Vaseline is your friend. TENDER bumhole!
Continue to drink water as instructed by the bowel prep instructions, but also make sure you don’t drink any after you’ve been commanded NO FOOD OR LIQUID before your procedure.
If you do end up falling asleep before you feel you’ve completed voided your liquid-bowels, make sure you get up a little earlier than planned to allow extra time to clear ’em out.
Bring a good book. Or your phone/tablet.
Bring a blanket!
Keep a positive attitude about the whole darned experience.
And treat yourself to something soothing when you’re back on your feet…you earned it!
Good luck with your prep! And whatever reason you’re having to complete it!

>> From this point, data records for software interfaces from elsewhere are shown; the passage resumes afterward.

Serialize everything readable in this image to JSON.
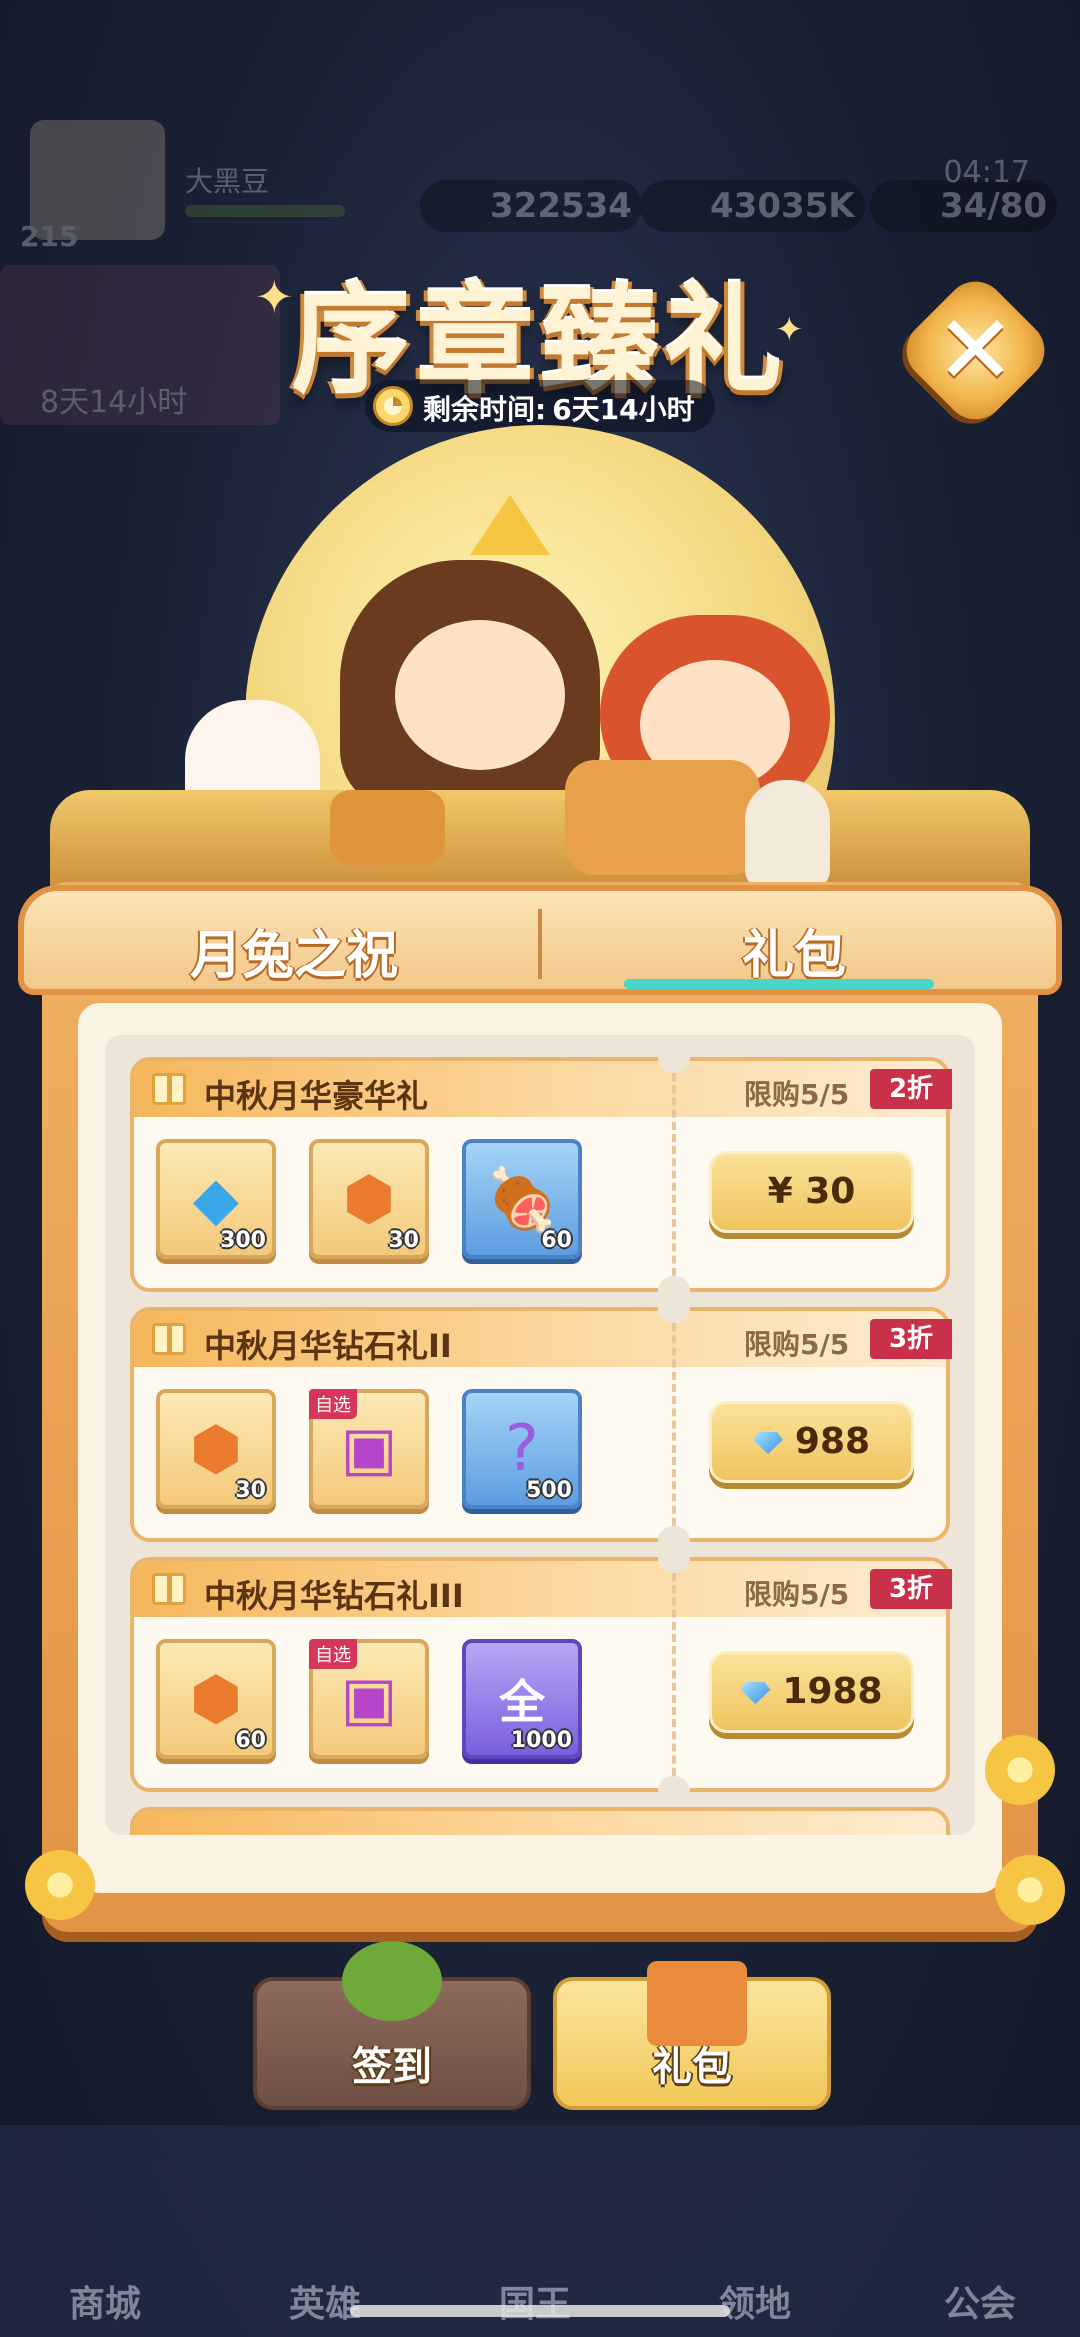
{
  "hud": {
    "player_name": "大黑豆",
    "level": "215",
    "gems": "322534",
    "gold": "43035K",
    "stamina": "34/80",
    "clock": "04:17",
    "event_timer": "8天14小时"
  },
  "event": {
    "title": "序章臻礼",
    "timer_label": "剩余时间:",
    "timer_value": "6天14小时"
  },
  "tabs": {
    "left": "月兔之祝",
    "right": "礼包",
    "active": "right"
  },
  "packs": [
    {
      "title": "中秋月华豪华礼",
      "limit": "限购5/5",
      "discount": "2折",
      "price": "¥ 30",
      "price_type": "currency",
      "items": [
        {
          "icon": "diamond-icon",
          "qty": "300",
          "style": "gold"
        },
        {
          "icon": "orange-crystal-icon",
          "qty": "30",
          "style": "gold"
        },
        {
          "icon": "meat-icon",
          "qty": "60",
          "style": "blue"
        }
      ]
    },
    {
      "title": "中秋月华钻石礼II",
      "limit": "限购5/5",
      "discount": "3折",
      "price": "988",
      "price_type": "gem",
      "items": [
        {
          "icon": "orange-crystal-icon",
          "qty": "30",
          "style": "gold"
        },
        {
          "icon": "mystery-chest-icon",
          "qty": "",
          "tag": "自选",
          "style": "gold"
        },
        {
          "icon": "question-orb-icon",
          "qty": "500",
          "style": "blue"
        }
      ]
    },
    {
      "title": "中秋月华钻石礼III",
      "limit": "限购5/5",
      "discount": "3折",
      "price": "1988",
      "price_type": "gem",
      "items": [
        {
          "icon": "orange-crystal-icon",
          "qty": "60",
          "style": "gold"
        },
        {
          "icon": "mystery-chest-icon",
          "qty": "",
          "tag": "自选",
          "style": "gold"
        },
        {
          "icon": "all-orb-icon",
          "qty": "1000",
          "style": "purple",
          "glyph": "全"
        }
      ]
    }
  ],
  "bottom_buttons": {
    "signin": "签到",
    "gift": "礼包"
  },
  "bottom_nav": [
    "商城",
    "英雄",
    "国王",
    "领地",
    "公会"
  ],
  "colors": {
    "accent_teal": "#47d7c9",
    "discount_red": "#c9314a",
    "panel_orange": "#e39445"
  }
}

Zoe, a brave EndoWarrior, shares her journey with us today…even while she has another surgery pending. We wish you all of the best of luck, Zoe!!!
I started my period by having waterfalls for periods with no regularity from age 13 but was put on the pill to manage that at age 15 and that worked. I from my teen years thankfully had no interest in having children. I am not a career woman either, I just don’t get the clucky feeling other women get when they see kids – I get that feeling when I see animals instead so I have fur babies.
Aly was diagnosed when she was 15 years old. Now 21, she shares her Journey with us, and she has been through so much. She does, however, continue to fight and push ahead and raise awareness. She’s an incredible woman. And one hell of a Warrior.
Aly’s Journey: I have been a runner since I was four years old. It has always been my passion, but it was also where my pain began. In the spring of my junior year, I was running on the track as usual when I suddenly I fell to my hands and knees in severe pain. I vomited when I tried to get up. It was the beginning of a life-changing injury in which I would endure unbearable stomach pain that I still experience even though it has been 7 years since I was diagnosed.
Janis was diagnosed with Endometriosis when she was 35. Now 39, she shares her Journey with us:
Janis Oenbrink; August 1, 2018
Endometriosis changes the lives of many, and in multiple ways. Infertility, pain, fatigue, depression, and a multitude of other miserable symptoms encompass the disease of endometriosis. I have dealt with this disease for years, and along the way, been diagnosed with Irritable Bowel Syndrome, anxiety, depression, ruptured cysts, etc.…. as well as been called crazy, lazy, and a hypochondriac.
One of our readers, Jocelyn, emailed me this question:
Thanks for doing this! I was diagnosed with Endo in May 2017. After of course many ultrasounds, bladder scans, colonoscopies… you name it. The laparoscopy in May only revealed 2 very tiny cysts on my ovaries. My doc was able to get a tiny sample sent it off and then after much debate, they gave me the Endo diagnosis. My pain was very severe. I could barely complete normal activities without taking either 800 mg of ibuprofen every 2-4 hours, tramadol, rest, etc. With that being said, my question is even if the Endo is so small can it still cause a great deal of pain? I’ve heard women who have Endo all over their bodies. I tend to question myself because the cysts were so small. I apologize for the ridiculously long response. It’s just been very heavy on my mind. Thanks for listening and all that you do!
Here I go again, once more intrigued by Endometriosis growing in odd places inside the body. Today I’m going to focus on the appendix. I’ve read that many Warriors have their appendix removed because physicians may confuse Endometriosis pain for the symptoms of appendicitis. But on Tuesday an article hit my email about Endometriosis growing on the appendix…and I became obsessed.
Please remember: I don’t write this to scare you, or freak you out, or say that all of your right-sided abdominal pain is from Appendix Endo. Take a deep breath – I like to document these things in case anyone would like to discuss it further with their healthcare providers so they may be aware during surgery. Appendiceal Endometriosis is considered extremely rare and it is suspected that only 1-3% of all cases of Endometriosis involve the appendix. But…knowledge is power.